The armed attack on the police station was initially not supported by many. Armenians might sympathise with the cause, in particular after they felt a lack of international understanding and sympathy following the 4-day war in Nagorno Karabakh in April 2016 and rumours that President Sargsyan would make substantial territorial concessions in the region in the near future, but they did not support the method. However, after the police in the following days started rounding up not only direct affiliates of the Sasna Tsrer and Founding Parliament, but also supporters and eventually human rights activists, journalists and regular citizens as well, support for the action increased, fuelled by dissatisfaction with an abusive police force and security services. The groups gathering in support of the Sasna Tsrer increased in numbers and an increased level of support remains to this day even if the demonstrations have halted.

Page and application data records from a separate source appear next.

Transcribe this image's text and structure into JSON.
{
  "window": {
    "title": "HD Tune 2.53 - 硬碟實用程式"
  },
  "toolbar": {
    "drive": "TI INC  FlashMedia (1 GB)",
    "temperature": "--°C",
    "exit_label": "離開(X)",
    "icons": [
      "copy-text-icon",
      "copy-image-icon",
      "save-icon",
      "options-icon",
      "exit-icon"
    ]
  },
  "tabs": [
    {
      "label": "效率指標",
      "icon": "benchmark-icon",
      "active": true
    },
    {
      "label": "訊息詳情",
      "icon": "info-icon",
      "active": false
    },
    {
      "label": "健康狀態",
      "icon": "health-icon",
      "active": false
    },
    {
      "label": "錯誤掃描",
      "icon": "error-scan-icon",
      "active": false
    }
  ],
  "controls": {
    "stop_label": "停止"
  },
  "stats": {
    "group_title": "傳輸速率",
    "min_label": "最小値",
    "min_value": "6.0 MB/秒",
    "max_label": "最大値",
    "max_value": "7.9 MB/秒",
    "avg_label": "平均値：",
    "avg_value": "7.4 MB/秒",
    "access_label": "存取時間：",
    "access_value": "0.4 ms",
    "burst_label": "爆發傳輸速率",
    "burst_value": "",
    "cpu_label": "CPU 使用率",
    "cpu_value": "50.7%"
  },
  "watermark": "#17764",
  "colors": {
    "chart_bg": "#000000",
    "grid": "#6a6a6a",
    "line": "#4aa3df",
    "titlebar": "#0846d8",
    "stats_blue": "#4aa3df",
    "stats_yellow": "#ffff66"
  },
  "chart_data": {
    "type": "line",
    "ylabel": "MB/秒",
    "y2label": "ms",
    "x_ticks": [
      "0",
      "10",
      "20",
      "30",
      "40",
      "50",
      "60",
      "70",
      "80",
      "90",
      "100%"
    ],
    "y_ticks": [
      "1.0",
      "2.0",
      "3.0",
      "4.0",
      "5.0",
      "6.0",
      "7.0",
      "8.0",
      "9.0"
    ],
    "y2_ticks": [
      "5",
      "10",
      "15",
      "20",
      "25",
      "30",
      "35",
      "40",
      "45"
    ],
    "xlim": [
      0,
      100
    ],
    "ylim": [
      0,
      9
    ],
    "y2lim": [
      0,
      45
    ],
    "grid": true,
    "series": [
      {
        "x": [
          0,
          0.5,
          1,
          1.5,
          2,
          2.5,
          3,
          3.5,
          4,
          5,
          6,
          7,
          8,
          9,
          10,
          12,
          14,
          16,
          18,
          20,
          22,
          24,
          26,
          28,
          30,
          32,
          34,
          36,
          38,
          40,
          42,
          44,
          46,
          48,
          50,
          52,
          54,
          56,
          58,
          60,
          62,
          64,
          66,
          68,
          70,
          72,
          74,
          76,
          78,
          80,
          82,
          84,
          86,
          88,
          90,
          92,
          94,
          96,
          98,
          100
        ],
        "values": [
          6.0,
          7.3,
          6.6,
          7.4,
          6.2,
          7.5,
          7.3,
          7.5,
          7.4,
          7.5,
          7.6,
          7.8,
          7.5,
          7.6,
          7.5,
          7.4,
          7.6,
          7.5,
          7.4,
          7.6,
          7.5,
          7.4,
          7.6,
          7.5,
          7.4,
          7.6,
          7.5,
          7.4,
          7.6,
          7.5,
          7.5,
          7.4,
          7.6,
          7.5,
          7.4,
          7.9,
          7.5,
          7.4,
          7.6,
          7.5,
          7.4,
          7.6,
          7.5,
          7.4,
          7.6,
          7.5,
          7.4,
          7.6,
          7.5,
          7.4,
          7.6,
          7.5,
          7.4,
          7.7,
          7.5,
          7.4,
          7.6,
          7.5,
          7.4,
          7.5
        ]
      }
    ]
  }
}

Despite a certain recent increase in activism and protest in Armenia over the last years, in particular the Electric Yerevan protests in June 2015, the memory of 1 March 2008  is still alive in people’s memories. Following the Presidential elections in February 2008 where Serge Sargsyan became President, wide protest broke out due to widespread election fraud. After days of sit-in demonstration in the central Liberty Square, police dispersed the camp in the early hours of 1 March 2008. Throughout the day large crowds gathered, and by next morning ten persons had been killed, tens hospitalized and imprisoned.

The trials that followed were criticized by international organisations, including the OSCE/ODIHR. To this day, it is not clear who was responsible for the wide police abuse and deaths of eight civilians and two police officers. The lacking investigation and the impunity for those in charge reminds the Armenians what the authorities are capable of and serves as an additional limitation for protest also today. Moreover, the space for expression of alternative opinions has decreased steadily since then, adding to a sense of desperation that creates space for support to more radical measures.

 

NHC i media

Nyhetsbrev